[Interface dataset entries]
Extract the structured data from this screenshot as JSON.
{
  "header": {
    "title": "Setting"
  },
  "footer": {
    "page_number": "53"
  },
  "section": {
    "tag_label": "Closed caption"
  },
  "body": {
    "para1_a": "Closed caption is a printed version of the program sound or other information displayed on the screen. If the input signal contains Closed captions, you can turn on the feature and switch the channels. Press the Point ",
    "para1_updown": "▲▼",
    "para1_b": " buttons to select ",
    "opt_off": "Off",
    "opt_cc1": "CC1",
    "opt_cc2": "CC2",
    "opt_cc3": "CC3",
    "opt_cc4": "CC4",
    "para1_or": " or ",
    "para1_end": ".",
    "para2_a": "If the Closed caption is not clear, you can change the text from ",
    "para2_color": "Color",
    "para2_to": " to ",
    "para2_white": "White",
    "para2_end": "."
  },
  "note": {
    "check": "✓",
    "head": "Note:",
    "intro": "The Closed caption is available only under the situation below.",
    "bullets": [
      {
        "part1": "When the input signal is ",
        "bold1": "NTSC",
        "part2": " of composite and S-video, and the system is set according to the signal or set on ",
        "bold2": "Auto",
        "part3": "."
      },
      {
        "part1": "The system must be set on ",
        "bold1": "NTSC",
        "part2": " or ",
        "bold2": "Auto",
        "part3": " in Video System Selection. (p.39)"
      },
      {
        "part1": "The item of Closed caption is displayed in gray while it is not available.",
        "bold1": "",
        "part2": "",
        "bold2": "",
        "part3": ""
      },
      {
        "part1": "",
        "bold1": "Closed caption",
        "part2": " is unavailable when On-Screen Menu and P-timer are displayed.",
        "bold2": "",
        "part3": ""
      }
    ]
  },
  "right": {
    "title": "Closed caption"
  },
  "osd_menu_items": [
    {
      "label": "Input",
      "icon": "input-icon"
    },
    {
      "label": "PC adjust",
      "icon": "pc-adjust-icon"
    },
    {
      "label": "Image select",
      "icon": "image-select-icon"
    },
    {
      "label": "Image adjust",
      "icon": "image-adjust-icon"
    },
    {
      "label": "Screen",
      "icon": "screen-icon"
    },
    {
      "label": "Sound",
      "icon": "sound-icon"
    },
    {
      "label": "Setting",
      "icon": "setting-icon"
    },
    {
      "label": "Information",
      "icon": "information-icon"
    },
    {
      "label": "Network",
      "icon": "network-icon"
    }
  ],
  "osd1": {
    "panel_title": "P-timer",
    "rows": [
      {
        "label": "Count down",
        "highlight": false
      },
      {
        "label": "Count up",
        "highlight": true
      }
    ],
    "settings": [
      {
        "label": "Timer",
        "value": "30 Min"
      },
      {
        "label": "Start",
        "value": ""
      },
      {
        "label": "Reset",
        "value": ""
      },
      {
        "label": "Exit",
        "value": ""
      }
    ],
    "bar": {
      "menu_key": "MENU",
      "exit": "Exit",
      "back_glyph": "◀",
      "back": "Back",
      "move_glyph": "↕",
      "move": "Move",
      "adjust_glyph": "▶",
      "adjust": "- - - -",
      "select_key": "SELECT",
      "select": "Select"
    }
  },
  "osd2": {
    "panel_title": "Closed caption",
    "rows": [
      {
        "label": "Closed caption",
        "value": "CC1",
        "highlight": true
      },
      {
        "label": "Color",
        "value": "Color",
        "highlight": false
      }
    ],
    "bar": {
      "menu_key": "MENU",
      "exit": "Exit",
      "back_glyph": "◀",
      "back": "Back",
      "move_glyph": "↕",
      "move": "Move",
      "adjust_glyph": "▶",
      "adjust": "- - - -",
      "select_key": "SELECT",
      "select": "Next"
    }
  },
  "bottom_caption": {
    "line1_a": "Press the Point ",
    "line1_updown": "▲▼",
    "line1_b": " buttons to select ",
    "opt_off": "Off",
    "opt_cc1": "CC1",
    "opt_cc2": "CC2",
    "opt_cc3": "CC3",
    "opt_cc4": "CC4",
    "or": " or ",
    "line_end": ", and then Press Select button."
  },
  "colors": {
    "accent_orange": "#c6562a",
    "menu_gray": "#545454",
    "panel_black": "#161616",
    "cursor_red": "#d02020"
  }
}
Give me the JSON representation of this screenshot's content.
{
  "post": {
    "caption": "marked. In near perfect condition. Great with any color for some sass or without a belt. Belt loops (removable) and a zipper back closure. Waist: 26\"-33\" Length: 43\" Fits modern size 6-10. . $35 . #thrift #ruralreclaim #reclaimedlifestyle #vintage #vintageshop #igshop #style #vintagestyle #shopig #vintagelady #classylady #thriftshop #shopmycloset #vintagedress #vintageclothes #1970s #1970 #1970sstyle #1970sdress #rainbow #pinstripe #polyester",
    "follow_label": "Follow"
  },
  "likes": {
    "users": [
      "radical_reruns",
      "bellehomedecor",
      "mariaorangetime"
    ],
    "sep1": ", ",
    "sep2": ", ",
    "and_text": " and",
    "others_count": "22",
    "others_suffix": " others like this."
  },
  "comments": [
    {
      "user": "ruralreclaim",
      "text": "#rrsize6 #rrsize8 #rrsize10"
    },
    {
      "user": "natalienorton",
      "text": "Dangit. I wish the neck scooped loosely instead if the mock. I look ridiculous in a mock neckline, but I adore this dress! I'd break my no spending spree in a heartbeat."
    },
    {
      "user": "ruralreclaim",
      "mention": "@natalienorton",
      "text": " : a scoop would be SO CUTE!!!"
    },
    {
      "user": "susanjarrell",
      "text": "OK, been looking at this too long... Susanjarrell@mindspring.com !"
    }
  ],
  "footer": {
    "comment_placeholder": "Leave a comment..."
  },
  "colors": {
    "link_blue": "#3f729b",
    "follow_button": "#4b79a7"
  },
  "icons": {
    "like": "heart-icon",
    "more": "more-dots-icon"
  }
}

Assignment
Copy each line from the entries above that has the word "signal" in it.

Answer space
    "para1_a": "Closed caption is a printed version of the program sound or other information displayed on the screen. If the input signal contains Closed captions, you can turn on the feature and switch the channels. Press the Point ",
        "part1": "When the input signal is ",
        "part2": " of composite and S-video, and the system is set according to the signal or set on ",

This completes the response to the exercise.